[Updated to include more data, comments from Elizabeth Bennett-Parker.]
Running for two offices at the same time proved politically catastrophic for Del. Mark Levine, who on June 8 lost both his long-shot quest for lieutenant governor and his re-election bid.
In the 45th District, Levine was ousted by Alexandria Vice Mayor Elizabeth Bennett-Parker, who will move on to the general election against Republican opposition in the Democratic-heavy district that is centered on Alexandria but also includes slivers of Arlington and Fairfax counties.
Bennett-Parker received 9,310 votes, or 59.3 percent, to 6,402 for Levine in complete but unofficial results reported by Virginia Public Access Project.
Bennett-Parker did best in the 17 precincts in the city of Alexandria, rolling up 60 percent of the vote there. But she also garnered majorities in the six Arlington precincts (53 percent) and three Fairfax County precincts (55 percent).
During the campaign, Bennett-Parker rolled up endorsements from local leaders, something Levine struggled to match. The Sun Gazette’s endorsement went to Bennett-Parker.
Though not past the finish line until November, Bennett-Parker clearly has her eyes focused on ultimate victory.
“I look forward to working with all of the Democratic nominees to win in November, and to representing all of the district in Richmond,” she said in a statement after the results were known. “Special thanks to our incredible team of volunteers who made phone calls, knocked on doors, talked to your neighbors, and handed out campaign literature. This is a grass-roots campaign.”
As with his bid for renomination, Levine’s quixotic quest for lieutenant governor also ended badly. He finished a distant third among six candidates, receiving 11.3 percent of the vote despite self-funding his effort to the tune of hundreds of thousands of dollars. The race was won by Hala Ayala, who came away with 37.4 percent of the overall vote.

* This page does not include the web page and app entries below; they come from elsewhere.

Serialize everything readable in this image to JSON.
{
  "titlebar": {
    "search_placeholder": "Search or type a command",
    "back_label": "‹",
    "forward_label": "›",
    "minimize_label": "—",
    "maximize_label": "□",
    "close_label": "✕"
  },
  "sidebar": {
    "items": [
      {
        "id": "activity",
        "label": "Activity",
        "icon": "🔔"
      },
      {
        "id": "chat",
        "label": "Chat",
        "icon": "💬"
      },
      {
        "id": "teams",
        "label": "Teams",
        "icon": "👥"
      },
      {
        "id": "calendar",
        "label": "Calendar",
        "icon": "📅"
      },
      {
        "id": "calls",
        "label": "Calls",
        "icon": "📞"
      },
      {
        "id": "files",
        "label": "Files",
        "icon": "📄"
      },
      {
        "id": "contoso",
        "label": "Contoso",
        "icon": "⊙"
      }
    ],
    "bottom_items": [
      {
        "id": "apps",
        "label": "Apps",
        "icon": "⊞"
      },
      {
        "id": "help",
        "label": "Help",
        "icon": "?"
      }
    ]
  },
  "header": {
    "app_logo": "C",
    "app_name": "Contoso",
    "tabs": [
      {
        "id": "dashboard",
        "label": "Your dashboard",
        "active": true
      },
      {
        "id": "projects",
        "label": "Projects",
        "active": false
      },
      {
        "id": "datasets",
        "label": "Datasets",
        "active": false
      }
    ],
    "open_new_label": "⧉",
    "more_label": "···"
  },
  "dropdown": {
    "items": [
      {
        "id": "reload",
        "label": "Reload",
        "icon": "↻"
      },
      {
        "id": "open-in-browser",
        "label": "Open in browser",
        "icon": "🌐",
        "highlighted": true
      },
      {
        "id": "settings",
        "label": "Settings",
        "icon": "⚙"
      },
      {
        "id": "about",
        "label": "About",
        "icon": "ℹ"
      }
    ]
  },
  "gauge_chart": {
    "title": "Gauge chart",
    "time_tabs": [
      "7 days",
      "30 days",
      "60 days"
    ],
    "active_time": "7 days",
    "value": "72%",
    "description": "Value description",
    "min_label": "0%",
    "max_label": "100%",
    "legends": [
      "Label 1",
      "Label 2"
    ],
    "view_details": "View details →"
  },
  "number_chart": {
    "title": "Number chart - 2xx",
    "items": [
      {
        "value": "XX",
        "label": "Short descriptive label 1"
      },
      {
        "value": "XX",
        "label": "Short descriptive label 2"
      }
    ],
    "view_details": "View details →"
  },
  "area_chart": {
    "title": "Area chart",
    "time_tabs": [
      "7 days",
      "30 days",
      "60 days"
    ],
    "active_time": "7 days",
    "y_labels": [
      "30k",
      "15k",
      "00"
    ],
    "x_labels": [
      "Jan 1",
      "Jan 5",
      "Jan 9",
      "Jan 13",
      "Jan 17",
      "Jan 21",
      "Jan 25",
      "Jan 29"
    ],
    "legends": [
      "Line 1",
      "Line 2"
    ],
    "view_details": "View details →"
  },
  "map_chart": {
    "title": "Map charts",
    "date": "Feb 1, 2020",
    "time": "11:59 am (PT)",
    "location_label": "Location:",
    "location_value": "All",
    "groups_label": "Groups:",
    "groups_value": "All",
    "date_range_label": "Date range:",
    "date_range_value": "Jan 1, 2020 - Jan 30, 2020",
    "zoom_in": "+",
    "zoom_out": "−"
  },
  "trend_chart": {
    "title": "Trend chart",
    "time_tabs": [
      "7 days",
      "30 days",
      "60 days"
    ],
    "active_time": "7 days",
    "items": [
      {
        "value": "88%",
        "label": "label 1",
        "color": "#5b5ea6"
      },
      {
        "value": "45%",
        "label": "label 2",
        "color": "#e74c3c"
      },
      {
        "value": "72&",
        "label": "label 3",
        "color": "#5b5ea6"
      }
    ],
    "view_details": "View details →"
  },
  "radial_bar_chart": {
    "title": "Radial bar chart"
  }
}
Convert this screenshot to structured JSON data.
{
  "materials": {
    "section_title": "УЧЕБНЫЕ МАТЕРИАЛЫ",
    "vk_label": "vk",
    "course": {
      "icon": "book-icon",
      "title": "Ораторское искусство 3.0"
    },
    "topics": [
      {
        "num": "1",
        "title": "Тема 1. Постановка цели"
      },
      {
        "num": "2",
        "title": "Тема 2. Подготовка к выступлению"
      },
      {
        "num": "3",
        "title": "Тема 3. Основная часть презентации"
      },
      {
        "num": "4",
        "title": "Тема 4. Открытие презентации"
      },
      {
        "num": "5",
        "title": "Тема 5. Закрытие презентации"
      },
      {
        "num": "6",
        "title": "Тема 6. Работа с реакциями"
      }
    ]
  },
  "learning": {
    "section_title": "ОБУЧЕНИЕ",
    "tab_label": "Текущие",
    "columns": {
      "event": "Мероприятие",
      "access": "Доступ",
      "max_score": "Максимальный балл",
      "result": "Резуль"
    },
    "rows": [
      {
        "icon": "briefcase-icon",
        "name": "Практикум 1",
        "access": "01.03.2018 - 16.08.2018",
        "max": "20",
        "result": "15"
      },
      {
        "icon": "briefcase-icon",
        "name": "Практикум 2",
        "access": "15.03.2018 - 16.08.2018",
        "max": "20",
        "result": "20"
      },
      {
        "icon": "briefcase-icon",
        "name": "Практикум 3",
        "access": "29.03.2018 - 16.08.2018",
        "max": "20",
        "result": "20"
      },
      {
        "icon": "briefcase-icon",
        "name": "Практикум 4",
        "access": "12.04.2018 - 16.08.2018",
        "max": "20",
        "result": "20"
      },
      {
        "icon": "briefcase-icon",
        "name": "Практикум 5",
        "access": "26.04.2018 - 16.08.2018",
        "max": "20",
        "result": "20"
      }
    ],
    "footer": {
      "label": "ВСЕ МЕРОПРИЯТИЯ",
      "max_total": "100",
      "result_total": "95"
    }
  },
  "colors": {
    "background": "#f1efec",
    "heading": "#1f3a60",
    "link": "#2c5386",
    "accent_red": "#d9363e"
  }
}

Levine suffered the same fate as Del. Lee Carter, who lost re-election to his Prince William County seat while making little impression in his bid for the Democratic nomination for governor, a race won by Terry McAuliffe. Carter received 2.8 percent of the vote for governor, finishing fifth out of five.
Levine was first elected in 2015, and will remain in legislative office until the end of the year. As a result, he will participate in what is expected to be a special session likely to be called by Gov. Northam later in the year.